## Task to complete
Every line below needs to be returned exactly as written.

## Exercise inputs
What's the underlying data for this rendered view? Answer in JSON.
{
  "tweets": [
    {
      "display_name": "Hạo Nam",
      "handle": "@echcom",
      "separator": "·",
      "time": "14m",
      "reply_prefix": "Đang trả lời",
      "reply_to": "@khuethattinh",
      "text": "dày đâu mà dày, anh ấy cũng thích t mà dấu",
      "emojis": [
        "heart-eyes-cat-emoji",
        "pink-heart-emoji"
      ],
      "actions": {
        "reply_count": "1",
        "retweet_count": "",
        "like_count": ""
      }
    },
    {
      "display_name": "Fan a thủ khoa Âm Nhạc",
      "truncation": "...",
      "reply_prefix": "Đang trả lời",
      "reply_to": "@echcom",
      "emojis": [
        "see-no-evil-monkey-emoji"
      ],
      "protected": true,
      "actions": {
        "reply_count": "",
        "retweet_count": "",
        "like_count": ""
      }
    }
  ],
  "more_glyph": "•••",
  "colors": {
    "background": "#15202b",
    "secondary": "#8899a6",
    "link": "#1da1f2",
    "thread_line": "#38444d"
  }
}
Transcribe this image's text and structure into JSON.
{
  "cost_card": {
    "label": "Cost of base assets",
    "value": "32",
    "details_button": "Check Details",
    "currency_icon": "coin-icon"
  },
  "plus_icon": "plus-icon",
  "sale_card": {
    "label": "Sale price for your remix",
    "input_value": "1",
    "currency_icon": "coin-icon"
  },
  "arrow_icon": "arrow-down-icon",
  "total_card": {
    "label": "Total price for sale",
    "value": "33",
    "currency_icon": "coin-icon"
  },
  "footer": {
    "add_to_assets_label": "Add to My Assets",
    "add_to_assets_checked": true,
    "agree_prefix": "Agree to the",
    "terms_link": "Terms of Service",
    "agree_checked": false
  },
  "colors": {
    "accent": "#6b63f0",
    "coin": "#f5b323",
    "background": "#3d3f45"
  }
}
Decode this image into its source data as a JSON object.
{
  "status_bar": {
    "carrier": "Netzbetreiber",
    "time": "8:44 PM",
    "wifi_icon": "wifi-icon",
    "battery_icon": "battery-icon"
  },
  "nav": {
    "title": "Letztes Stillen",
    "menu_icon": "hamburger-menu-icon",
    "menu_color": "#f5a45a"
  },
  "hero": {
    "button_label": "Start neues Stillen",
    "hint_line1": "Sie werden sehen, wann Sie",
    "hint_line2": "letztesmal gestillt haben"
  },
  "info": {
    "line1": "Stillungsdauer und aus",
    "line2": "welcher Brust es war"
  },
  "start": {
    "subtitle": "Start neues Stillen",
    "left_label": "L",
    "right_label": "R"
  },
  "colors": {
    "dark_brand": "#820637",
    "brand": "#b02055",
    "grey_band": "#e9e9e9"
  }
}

## Answer for the task
What's the underlying data for this rendered view? Answer in JSON.
{
  "tweets": [
    {
      "display_name": "Hạo Nam",
      "handle": "@echcom",
      "separator": "·",
      "time": "14m",
      "reply_prefix": "Đang trả lời",
      "reply_to": "@khuethattinh",
      "text": "dày đâu mà dày, anh ấy cũng thích t mà dấu",
      "emojis": [
        "heart-eyes-cat-emoji",
        "pink-heart-emoji"
      ],
      "actions": {
        "reply_count": "1",
        "retweet_count": "",
        "like_count": ""
      }
    },
    {
      "display_name": "Fan a thủ khoa Âm Nhạc",
      "truncation": "...",
      "reply_prefix": "Đang trả lời",
      "reply_to": "@echcom",
      "emojis": [
        "see-no-evil-monkey-emoji"
      ],
      "protected": true,
      "actions": {
        "reply_count": "",
        "retweet_count": "",
        "like_count": ""
      }
    }
  ],
  "more_glyph": "•••",
  "colors": {
    "background": "#15202b",
    "secondary": "#8899a6",
    "link": "#1da1f2",
    "thread_line": "#38444d"
  }
}
Transcribe this image's text and structure into JSON.
{
  "cost_card": {
    "label": "Cost of base assets",
    "value": "32",
    "details_button": "Check Details",
    "currency_icon": "coin-icon"
  },
  "plus_icon": "plus-icon",
  "sale_card": {
    "label": "Sale price for your remix",
    "input_value": "1",
    "currency_icon": "coin-icon"
  },
  "arrow_icon": "arrow-down-icon",
  "total_card": {
    "label": "Total price for sale",
    "value": "33",
    "currency_icon": "coin-icon"
  },
  "footer": {
    "add_to_assets_label": "Add to My Assets",
    "add_to_assets_checked": true,
    "agree_prefix": "Agree to the",
    "terms_link": "Terms of Service",
    "agree_checked": false
  },
  "colors": {
    "accent": "#6b63f0",
    "coin": "#f5b323",
    "background": "#3d3f45"
  }
}
Decode this image into its source data as a JSON object.
{
  "status_bar": {
    "carrier": "Netzbetreiber",
    "time": "8:44 PM",
    "wifi_icon": "wifi-icon",
    "battery_icon": "battery-icon"
  },
  "nav": {
    "title": "Letztes Stillen",
    "menu_icon": "hamburger-menu-icon",
    "menu_color": "#f5a45a"
  },
  "hero": {
    "button_label": "Start neues Stillen",
    "hint_line1": "Sie werden sehen, wann Sie",
    "hint_line2": "letztesmal gestillt haben"
  },
  "info": {
    "line1": "Stillungsdauer und aus",
    "line2": "welcher Brust es war"
  },
  "start": {
    "subtitle": "Start neues Stillen",
    "left_label": "L",
    "right_label": "R"
  },
  "colors": {
    "dark_brand": "#820637",
    "brand": "#b02055",
    "grey_band": "#e9e9e9"
  }
}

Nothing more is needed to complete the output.